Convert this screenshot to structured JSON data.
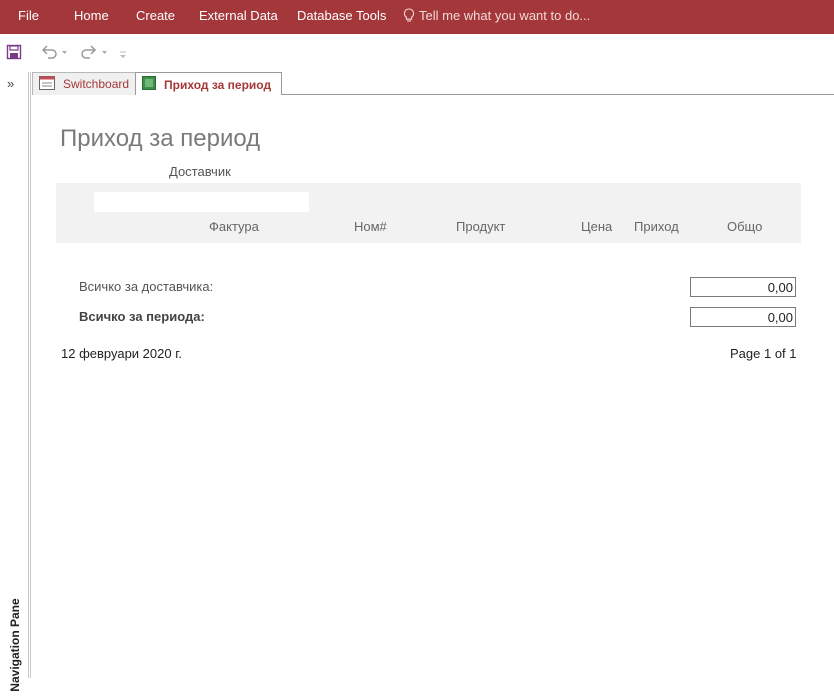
{
  "ribbon": {
    "tabs": [
      "File",
      "Home",
      "Create",
      "External Data",
      "Database Tools"
    ],
    "tell_me": "Tell me what you want to do...",
    "color": "#a4373a"
  },
  "quick_access": {
    "icons": [
      "save-icon",
      "undo-icon",
      "redo-icon",
      "customize-icon"
    ]
  },
  "nav_pane": {
    "label": "Navigation Pane",
    "toggle": "»"
  },
  "doc_tabs": [
    {
      "label": "Switchboard",
      "icon": "form-icon"
    },
    {
      "label": "Приход за период",
      "icon": "report-icon",
      "active": true
    }
  ],
  "report": {
    "title": "Приход за период",
    "supplier_label": "Доставчик",
    "columns": [
      "Фактура",
      "Ном#",
      "Продукт",
      "Цена",
      "Приход",
      "Общо"
    ],
    "supplier_total_label": "Всичко за доставчика:",
    "supplier_total_value": "0,00",
    "period_total_label": "Всичко за периода:",
    "period_total_value": "0,00",
    "date": "12 февруари 2020 г.",
    "page_info": "Page 1 of 1"
  }
}
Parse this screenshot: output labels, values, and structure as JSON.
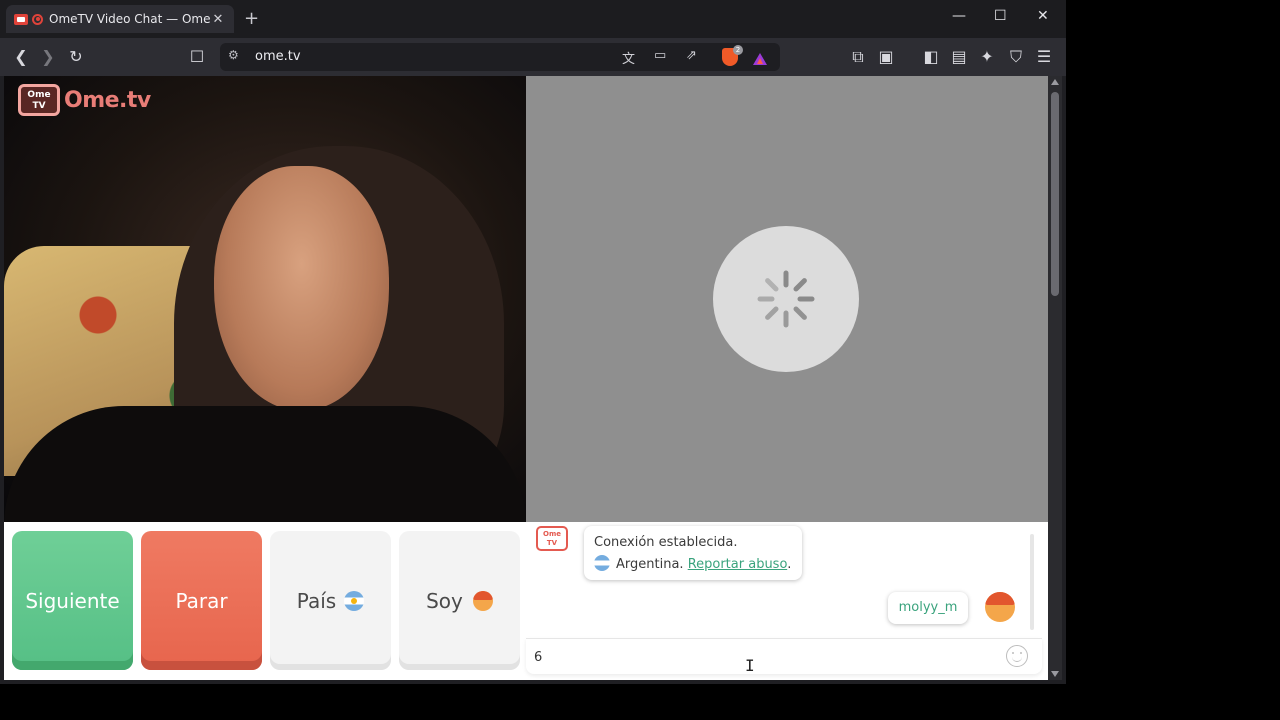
{
  "browser": {
    "tab": {
      "title": "OmeTV Video Chat — Omegl",
      "close": "✕"
    },
    "new_tab": "+",
    "window_controls": {
      "minimize": "—",
      "maximize": "☐",
      "close": "✕"
    },
    "url": "ome.tv",
    "brave_badge": "2"
  },
  "page": {
    "logo": {
      "tv_text": "Ome TV",
      "wordmark": "Ome.tv"
    },
    "controls": {
      "next": "Siguiente",
      "stop": "Parar",
      "country": "País",
      "gender": "Soy"
    },
    "chat": {
      "logo_text": "Ome TV",
      "system_message": "Conexión establecida.",
      "country": "Argentina.",
      "report_link": "Reportar abuso",
      "report_suffix": ".",
      "partner_username": "molyy_m",
      "input_value": "6"
    }
  },
  "colors": {
    "next_button": "#6fcf97",
    "stop_button": "#ef7a62",
    "link": "#3aa37d",
    "partner_video_bg": "#8f8f8f"
  },
  "icons": [
    "back-icon",
    "forward-icon",
    "reload-icon",
    "bookmark-icon",
    "site-settings-icon",
    "translate-icon",
    "cast-icon",
    "share-icon",
    "brave-shields-icon",
    "brave-rewards-icon",
    "extensions-icon",
    "reader-icon",
    "sidebar-icon",
    "wallet-icon",
    "leo-icon",
    "vpn-icon",
    "menu-icon",
    "loading-spinner-icon",
    "emoji-icon"
  ]
}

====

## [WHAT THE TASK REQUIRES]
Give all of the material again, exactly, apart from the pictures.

## [ANSWER BELOW]
Convert this screenshot to structured JSON data.
{
  "ribbon": {
    "tabs": [
      "File",
      "Home",
      "Create",
      "External Data",
      "Database Tools"
    ],
    "tell_me": "Tell me what you want to do...",
    "color": "#a4373a"
  },
  "quick_access": {
    "icons": [
      "save-icon",
      "undo-icon",
      "redo-icon",
      "customize-icon"
    ]
  },
  "nav_pane": {
    "label": "Navigation Pane",
    "toggle": "»"
  },
  "doc_tabs": [
    {
      "label": "Switchboard",
      "icon": "form-icon"
    },
    {
      "label": "Приход за период",
      "icon": "report-icon",
      "active": true
    }
  ],
  "report": {
    "title": "Приход за период",
    "supplier_label": "Доставчик",
    "columns": [
      "Фактура",
      "Ном#",
      "Продукт",
      "Цена",
      "Приход",
      "Общо"
    ],
    "supplier_total_label": "Всичко за доставчика:",
    "supplier_total_value": "0,00",
    "period_total_label": "Всичко за периода:",
    "period_total_value": "0,00",
    "date": "12 февруари 2020 г.",
    "page_info": "Page 1 of 1"
  }
}
Parse this screenshot: output labels, values, and structure as JSON.
{
  "browser": {
    "tab": {
      "title": "OmeTV Video Chat — Omegl",
      "close": "✕"
    },
    "new_tab": "+",
    "window_controls": {
      "minimize": "—",
      "maximize": "☐",
      "close": "✕"
    },
    "url": "ome.tv",
    "brave_badge": "2"
  },
  "page": {
    "logo": {
      "tv_text": "Ome TV",
      "wordmark": "Ome.tv"
    },
    "controls": {
      "next": "Siguiente",
      "stop": "Parar",
      "country": "País",
      "gender": "Soy"
    },
    "chat": {
      "logo_text": "Ome TV",
      "system_message": "Conexión establecida.",
      "country": "Argentina.",
      "report_link": "Reportar abuso",
      "report_suffix": ".",
      "partner_username": "molyy_m",
      "input_value": "6"
    }
  },
  "colors": {
    "next_button": "#6fcf97",
    "stop_button": "#ef7a62",
    "link": "#3aa37d",
    "partner_video_bg": "#8f8f8f"
  },
  "icons": [
    "back-icon",
    "forward-icon",
    "reload-icon",
    "bookmark-icon",
    "site-settings-icon",
    "translate-icon",
    "cast-icon",
    "share-icon",
    "brave-shields-icon",
    "brave-rewards-icon",
    "extensions-icon",
    "reader-icon",
    "sidebar-icon",
    "wallet-icon",
    "leo-icon",
    "vpn-icon",
    "menu-icon",
    "loading-spinner-icon",
    "emoji-icon"
  ]
}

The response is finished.